[20] Chesler, 2005: 187–8.
[21] Phyllis Chesler, ‘Islamic Gender Apartheid’, speech at an American Committee for Democracy in the Middle East Senate Briefing, Washington DC, USA, 14 December 2005.
[22] Human Rights Watch, A Question of Security, Vol. 18, No. 7(E), November 2006 []
[23] Anonymous, translation of ‘Mass Sexual Assault in Downtown Cairo’, ‘Unnecessary, and Not Very Diverting, Musings’, posted 15 November
2006 []; Mona El-Naggar and Michael Slackman, ‘Silence and Fury in Cairo after Sexual Attacks on Women’, New York Times, 15 November 2006, World Section, Africa; BBC News, ‘Cairo Street Crowds Target Women’, BBC News, 1 November 2006, Middle East Section []
[24] Stephen Fitzpatrick, ‘Beheaded Girls were Ramadan Trophies’, The Australian, 9 November 2006, The World [,20867,20726085–2703,00.html]
[25] Thobani’s expanded critique of one of my thirteen books, The New Anti-Semitism, is still very biased.
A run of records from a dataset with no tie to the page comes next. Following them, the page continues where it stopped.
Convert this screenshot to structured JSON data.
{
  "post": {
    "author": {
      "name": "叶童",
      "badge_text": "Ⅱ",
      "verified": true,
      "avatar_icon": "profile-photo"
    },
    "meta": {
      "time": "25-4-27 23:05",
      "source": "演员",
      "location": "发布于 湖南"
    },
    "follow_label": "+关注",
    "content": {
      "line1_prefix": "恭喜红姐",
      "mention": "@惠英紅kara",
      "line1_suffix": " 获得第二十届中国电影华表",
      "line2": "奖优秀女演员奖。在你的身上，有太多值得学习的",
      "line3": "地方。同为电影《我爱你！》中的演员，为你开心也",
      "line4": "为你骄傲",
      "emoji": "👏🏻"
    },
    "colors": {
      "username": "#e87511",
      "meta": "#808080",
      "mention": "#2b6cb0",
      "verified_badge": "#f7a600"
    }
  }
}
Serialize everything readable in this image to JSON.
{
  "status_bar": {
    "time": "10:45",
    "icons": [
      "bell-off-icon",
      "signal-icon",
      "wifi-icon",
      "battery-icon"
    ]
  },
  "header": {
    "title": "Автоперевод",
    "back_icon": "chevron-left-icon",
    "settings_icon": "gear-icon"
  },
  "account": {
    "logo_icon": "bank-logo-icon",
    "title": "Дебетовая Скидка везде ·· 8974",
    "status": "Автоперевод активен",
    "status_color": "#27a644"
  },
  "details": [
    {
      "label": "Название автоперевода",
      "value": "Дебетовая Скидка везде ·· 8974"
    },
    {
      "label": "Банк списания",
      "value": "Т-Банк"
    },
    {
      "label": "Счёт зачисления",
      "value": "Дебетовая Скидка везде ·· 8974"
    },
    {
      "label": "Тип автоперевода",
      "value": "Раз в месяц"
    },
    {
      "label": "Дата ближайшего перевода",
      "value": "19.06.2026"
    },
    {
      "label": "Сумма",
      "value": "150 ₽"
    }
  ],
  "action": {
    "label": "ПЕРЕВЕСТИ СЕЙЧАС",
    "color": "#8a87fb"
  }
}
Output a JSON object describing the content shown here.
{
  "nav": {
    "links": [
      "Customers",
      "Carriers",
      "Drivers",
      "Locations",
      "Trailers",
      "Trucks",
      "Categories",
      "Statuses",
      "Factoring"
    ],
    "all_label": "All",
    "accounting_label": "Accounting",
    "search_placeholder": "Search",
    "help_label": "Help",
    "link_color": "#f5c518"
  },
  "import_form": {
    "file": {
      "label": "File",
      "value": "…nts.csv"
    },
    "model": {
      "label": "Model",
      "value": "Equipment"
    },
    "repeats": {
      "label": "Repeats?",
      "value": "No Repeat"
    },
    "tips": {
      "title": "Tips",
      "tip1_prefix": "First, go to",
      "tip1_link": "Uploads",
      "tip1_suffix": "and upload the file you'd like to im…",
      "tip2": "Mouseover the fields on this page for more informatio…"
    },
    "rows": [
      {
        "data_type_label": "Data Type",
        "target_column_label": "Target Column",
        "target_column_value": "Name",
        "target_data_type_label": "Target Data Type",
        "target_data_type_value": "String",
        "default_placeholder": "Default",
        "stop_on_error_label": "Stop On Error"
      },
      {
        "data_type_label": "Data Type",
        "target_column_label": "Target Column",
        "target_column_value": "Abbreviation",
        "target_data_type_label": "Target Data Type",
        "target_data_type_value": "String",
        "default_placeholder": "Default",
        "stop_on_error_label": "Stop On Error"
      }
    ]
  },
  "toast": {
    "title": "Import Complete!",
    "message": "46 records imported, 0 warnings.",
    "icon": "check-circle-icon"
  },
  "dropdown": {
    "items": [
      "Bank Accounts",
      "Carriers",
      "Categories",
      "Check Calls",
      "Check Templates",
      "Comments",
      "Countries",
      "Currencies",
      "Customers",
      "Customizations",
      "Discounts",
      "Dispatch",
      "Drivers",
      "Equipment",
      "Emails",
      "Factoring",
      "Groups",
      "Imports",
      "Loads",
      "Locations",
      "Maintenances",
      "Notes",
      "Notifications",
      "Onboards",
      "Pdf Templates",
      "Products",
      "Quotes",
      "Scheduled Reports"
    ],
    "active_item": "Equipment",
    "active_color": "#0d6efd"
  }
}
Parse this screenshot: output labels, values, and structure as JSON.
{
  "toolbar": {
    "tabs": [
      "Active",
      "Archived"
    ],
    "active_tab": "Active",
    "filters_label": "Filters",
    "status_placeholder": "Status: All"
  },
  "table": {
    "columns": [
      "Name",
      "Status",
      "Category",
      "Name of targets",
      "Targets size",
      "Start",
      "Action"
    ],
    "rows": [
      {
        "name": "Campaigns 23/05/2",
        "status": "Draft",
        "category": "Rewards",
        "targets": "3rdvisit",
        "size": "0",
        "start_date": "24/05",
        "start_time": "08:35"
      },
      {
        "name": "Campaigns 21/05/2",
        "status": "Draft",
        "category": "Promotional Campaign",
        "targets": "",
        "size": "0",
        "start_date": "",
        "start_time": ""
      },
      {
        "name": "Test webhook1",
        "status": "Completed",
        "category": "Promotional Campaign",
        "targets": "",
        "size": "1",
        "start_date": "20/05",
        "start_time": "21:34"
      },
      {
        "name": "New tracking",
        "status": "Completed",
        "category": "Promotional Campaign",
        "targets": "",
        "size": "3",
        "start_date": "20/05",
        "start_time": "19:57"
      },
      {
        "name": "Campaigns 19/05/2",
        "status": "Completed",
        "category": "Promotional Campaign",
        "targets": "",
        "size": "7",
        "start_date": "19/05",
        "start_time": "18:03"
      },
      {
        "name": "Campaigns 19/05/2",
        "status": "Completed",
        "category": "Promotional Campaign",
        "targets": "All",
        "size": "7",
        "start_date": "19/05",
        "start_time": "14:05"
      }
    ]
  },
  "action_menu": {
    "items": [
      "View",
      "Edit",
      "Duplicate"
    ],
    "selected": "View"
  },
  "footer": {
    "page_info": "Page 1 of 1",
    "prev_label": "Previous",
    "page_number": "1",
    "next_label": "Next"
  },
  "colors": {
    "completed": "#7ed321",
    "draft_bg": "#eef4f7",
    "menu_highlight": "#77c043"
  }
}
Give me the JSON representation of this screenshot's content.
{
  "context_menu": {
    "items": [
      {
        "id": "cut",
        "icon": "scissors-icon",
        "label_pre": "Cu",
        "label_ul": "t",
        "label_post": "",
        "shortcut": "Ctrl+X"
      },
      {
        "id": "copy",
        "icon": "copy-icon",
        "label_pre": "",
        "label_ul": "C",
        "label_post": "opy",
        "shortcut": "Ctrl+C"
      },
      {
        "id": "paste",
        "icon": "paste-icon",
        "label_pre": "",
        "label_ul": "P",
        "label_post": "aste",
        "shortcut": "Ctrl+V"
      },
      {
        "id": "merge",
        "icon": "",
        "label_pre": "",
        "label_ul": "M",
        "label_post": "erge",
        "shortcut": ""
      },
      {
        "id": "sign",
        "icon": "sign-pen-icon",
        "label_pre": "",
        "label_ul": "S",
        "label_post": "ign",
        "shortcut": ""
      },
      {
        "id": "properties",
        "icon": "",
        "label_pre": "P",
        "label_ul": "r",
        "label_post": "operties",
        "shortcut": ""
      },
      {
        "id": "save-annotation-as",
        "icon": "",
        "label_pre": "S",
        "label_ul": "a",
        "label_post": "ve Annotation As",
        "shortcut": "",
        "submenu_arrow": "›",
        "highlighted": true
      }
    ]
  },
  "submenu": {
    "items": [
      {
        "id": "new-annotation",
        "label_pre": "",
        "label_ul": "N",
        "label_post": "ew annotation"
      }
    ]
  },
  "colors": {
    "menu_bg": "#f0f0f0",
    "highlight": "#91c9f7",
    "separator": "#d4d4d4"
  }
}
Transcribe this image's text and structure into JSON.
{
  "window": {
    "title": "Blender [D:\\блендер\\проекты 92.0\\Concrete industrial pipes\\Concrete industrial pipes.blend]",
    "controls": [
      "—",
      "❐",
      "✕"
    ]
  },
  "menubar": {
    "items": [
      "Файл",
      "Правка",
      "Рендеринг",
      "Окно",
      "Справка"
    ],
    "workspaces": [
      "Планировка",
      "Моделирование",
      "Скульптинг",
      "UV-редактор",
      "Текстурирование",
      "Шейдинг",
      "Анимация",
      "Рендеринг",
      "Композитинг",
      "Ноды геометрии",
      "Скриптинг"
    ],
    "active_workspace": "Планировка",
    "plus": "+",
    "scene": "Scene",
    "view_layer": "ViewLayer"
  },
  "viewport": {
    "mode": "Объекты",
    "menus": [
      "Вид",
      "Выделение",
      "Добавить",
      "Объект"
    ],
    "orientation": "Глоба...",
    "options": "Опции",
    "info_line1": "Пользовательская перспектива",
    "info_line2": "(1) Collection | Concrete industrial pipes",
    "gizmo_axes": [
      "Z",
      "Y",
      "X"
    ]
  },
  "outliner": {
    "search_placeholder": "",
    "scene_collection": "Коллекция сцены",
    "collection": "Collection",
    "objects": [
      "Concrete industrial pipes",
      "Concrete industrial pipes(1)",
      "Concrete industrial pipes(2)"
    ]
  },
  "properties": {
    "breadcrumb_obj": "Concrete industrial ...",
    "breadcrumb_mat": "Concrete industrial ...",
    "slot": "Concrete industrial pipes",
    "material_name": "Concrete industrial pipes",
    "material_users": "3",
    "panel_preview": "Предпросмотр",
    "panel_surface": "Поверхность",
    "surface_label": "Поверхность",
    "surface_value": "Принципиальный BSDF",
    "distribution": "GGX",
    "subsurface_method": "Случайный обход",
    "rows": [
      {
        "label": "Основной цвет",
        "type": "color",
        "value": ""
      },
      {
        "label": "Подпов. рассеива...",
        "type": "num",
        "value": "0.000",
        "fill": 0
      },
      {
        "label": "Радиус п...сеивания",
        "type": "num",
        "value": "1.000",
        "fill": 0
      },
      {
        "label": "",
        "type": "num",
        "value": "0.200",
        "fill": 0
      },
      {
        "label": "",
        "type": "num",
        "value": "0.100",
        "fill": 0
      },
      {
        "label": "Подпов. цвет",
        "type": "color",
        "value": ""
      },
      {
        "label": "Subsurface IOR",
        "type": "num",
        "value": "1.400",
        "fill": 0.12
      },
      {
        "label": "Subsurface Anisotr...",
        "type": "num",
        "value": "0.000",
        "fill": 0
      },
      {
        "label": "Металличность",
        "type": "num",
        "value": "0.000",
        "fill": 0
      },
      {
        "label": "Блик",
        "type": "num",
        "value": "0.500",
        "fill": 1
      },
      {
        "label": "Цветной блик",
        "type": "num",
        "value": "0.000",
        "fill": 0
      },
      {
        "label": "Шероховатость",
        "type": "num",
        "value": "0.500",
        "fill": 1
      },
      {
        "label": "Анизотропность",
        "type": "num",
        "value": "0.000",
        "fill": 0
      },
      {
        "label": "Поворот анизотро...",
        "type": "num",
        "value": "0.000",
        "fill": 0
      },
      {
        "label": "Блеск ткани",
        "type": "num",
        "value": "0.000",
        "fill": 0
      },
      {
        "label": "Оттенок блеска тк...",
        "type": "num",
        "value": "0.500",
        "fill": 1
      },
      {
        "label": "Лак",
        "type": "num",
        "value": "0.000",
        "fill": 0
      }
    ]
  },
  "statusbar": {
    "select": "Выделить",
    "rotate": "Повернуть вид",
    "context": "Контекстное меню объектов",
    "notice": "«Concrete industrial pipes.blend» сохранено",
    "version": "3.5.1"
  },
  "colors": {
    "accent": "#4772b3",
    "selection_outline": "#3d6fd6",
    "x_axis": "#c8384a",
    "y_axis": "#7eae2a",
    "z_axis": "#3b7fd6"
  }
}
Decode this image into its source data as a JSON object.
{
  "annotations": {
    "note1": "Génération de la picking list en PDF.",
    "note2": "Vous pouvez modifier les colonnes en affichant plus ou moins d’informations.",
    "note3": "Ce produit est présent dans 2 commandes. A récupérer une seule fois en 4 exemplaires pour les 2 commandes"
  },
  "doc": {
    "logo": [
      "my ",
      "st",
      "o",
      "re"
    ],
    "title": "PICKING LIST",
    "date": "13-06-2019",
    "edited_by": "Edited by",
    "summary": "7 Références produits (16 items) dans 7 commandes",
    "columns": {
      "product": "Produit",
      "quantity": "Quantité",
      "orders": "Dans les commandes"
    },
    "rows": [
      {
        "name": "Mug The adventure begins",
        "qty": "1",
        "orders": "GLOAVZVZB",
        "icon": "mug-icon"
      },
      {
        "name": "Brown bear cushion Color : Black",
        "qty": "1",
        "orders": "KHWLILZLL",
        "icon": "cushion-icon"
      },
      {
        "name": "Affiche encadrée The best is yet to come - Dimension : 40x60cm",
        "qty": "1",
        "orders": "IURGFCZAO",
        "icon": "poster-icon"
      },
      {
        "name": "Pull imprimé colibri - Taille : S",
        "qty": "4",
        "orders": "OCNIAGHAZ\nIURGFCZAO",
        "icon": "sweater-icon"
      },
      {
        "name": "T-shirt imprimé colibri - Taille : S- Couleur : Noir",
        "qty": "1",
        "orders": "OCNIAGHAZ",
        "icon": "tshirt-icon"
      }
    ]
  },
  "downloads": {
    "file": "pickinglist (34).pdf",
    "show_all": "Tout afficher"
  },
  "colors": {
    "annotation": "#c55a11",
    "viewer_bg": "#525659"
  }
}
Clearly, she is unaware of my political activism of long duration, beginning in 1973, against the Israeli occupation of disputed territories and she is unaware that I have been a named-plaintiff in a landmark Israeli Supreme Court lawsuit in which I sued the Israeli state on behalf of Jewish women’s religious rights as well. (I co-authored a book about this titled Women of the Wall: Claiming Sacred Ground at Judaism’s Holy Site.) Quite apart from the body of my feminist work, these two facts would suggest that my reading of Israeli morality is nuanced, careful, fair. Alas, historical realities have tempered my original view that if Israel gave back land – as it has given back Gaza – that this would lead to peace and to the acceptance of the Jewish state by Jew-hating and anti-Zionist Muslim nation-states. Events on the ground from 2000–2007 have cured me of that dream and I explain this to some extent in The New Anti-Semitism and again in The Death of Feminism. I have not pronounced feminism ‘dead’; rather, I challenge what often passes for feminism (as this article by Thobani tries to do) and suggest that feminism ought to return to its original concepts of universalism.
Dr. Phyllis Chesler is the author of 14 books and an emerita professor of Psychology and Women’s Studies. She once lived in Kabul, Afghanistan. She may be reached through her website